First let me note that I've been terribly ill with some flu-y thing for the past week. I have so much empathy for people who live with illness all the time. It makes it so hard to do anything, such as, oh, have the will or interest to live. But score another win for health, which has emerged victorious again. Although only after a grim battle.
Anyway. I read with interest and not some small amount of disgust about yet another writer who decided to fabricate her life and call it a memoir. (Also recently in the news was even another writer who fabricated a Holocaust memoir.) But the disgust was only partially aimed at the writer.
I mean, come on. If you can get away with it...if you are desperate enough...and if you live in our culture at this time, when it's so hard to recognize anything as the truth at all (um, hello, Mr. President), no wonder she was a little confused on the process. You can't even tell if a picture is real or not anymore, what with technological amazements that anyone can manipulate from their own computers. Reality TV? Snort. Not quite. And as for writing--well, it's virtually impossible to be able to say that anything is absolute truth, no? Who can get into the head of a writer? Or of anyone? Ask any police officer and she'll tell you that five different witnesses have five different memories of an event. Which of them is lying? One? Or all? Or, perhaps, no one was lying? Human memory is notorious for its infallibility (thank god, eh?). Perhaps that's a large part of what makes us so creative. We can fabricate stories at any time, slap them on paper (or on our blog), and call it literature.

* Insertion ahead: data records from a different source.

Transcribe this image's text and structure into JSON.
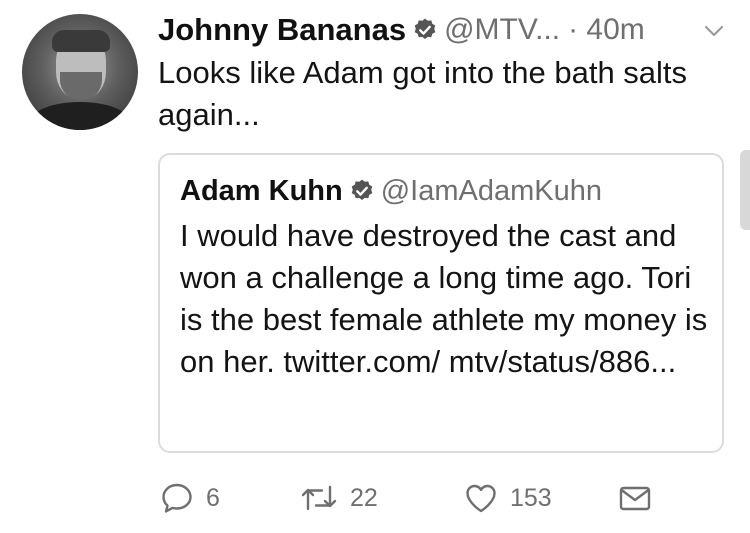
{
  "tweet": {
    "author_name": "Johnny Bananas",
    "author_handle": "@MTV...",
    "time": "· 40m",
    "text": "Looks like Adam got into the bath salts again..."
  },
  "quoted_tweet": {
    "author_name": "Adam Kuhn",
    "author_handle": "@IamAdamKuhn",
    "text": "I would have destroyed the cast and won a challenge a long time ago. Tori is the best female athlete my money is on her. twitter.com/ mtv/status/886..."
  },
  "actions": {
    "reply_count": "6",
    "retweet_count": "22",
    "like_count": "153"
  },
  "icons": {
    "verified": "verified-badge-icon",
    "caret": "chevron-down-icon",
    "reply": "reply-icon",
    "retweet": "retweet-icon",
    "like": "heart-icon",
    "message": "envelope-icon"
  },
  "colors": {
    "text": "#141414",
    "secondary_text": "#6f6f6f",
    "border": "#dcdcdc"
  }
}
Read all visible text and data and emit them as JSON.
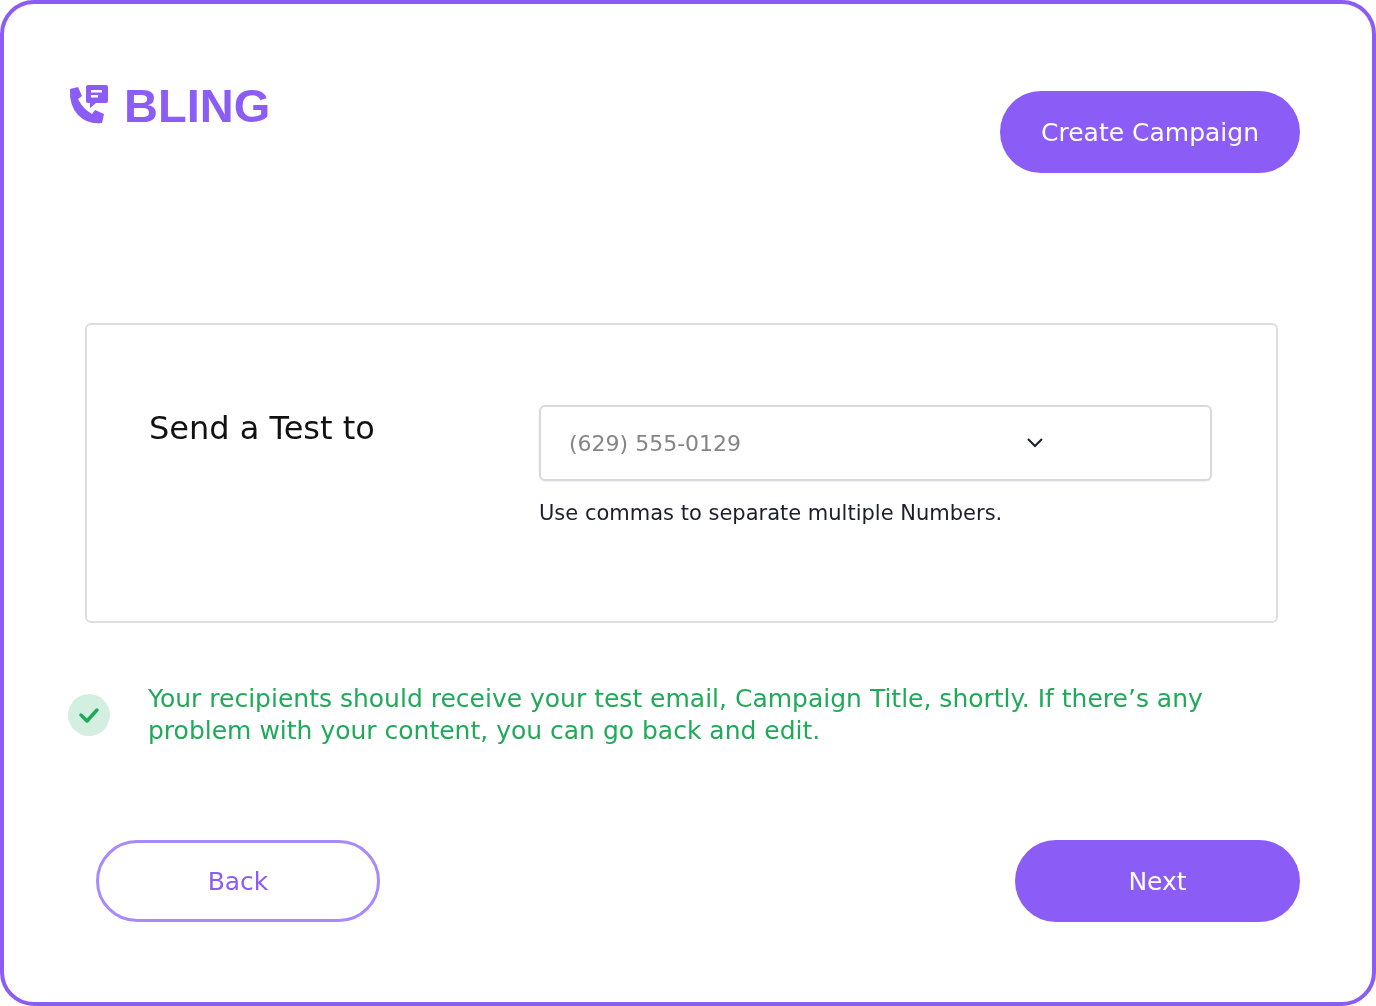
{
  "logo": {
    "text": "BLING"
  },
  "header": {
    "create_button": "Create Campaign"
  },
  "form": {
    "label": "Send a Test to",
    "recipient_field": {
      "placeholder": "(629) 555-0129"
    },
    "hint": "Use commas to separate multiple Numbers."
  },
  "notice": {
    "text": "Your recipients should receive your test email, Campaign Title, shortly. If there’s any problem with your content, you can go back and edit."
  },
  "buttons": [
    {
      "label": "Back",
      "kind": "secondary"
    },
    {
      "label": "Next",
      "kind": "primary"
    }
  ]
}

Heck, what I write in my blog could be complete and utter fiction. I'm sure lots are. We are so good at not being what we really are, for so many different reasons. Is Margaret B. Jones really to blame for wanting to be someone else? (Even if, oddly enough, that someone was a gang member wannabe in South Central L.A.) We all want that at some point in our lives, even if very briefly and only as a moment of wild fantasy. (Come on, admit it. You wanted to be Wonder Woman and have her golden bracelets that could deflect nasty things.)
On a strictly literary level, I certainly do not approve of the actions of writers who pass off someone else's life experiences as their own. If it's a blurry memoir, where the lines of truth, reality, fantasy, and wishful thinking all cross, well then by all means call it such. The reading public can handle it. We are not stupid, and we are capable of bending our minds around the usual suspects to create new categories, new genres.
We are, however, liable to get pissed off if we feel deceived. There's not much we homo sapiens enjoy less (aside from waterboarding, philandering spouses, and unethical lawyers, that is) than having the wool pulled over our eyes, which we like to think of as being very sharp and in charge. Fool me, shame on you--and I'm also going to get even and show you who's the smart one, you smarmy little bastard. (Hey, I just call it as I see it. We do not like being duped.)
Ah, who knows what went through the heads of people like Margaret Seltzer (dba Margaret B. Jones, lol and hardy har har), JT Leroy, James Frey, Misha Defonseca , Kaavya Viswanathan, and others as they penned their fake masterpieces? They probably didn't really plan it. It wasn't really murder, officer, it was more a literary bookslaughter. Things just sort of--got out of control. All of a sudden, I had a big book contract, a book tour, people asking me to sign copies, saying in awed voices, "All that really happened to you? And you had the guts to relive it and write it down? Cool." Yeah, what was I supposed to do then? Admit it was all a fake before it went any farther?
Um, in a word: Yes.
Well, yeah. I know, I know. Easier said than done. But still. As a writer, who is very clear when I write either fiction, or a literary essay (which should be pretty clear by its label that it's not cut and dried nonfiction, dredged up via hypnosis from the still whimpering depths of my traumatized soul), etc., I am offended. I have not written anything that should have been fiction (or blurry nonfiction), had it published as something else, and whirled off on a tour. And I'm not going to.
But again, I am offended at both the individuals as well as our own culture, which fosters such behavior through means both obvious and less so.
Elders, wake up. Young people, wake up. Everyone, wake up. What are we doing, when we allow such untruths to be circulated and homaged as gritty (or pretty, depending on the case) reality? Where does it end? How close are we to slipping our hold on the true reality of our lives and letting just anything go? Boundaries are there for a reason, believe it or not. And I think we should abide by them, because otherwise it is a strong and clear nod to anarchy.
I know, I know--you'll accuse me of the slippery slope argument. But take a closer look. Really look. Really use your own, uncluttered judgment on this one. And decide for yourself.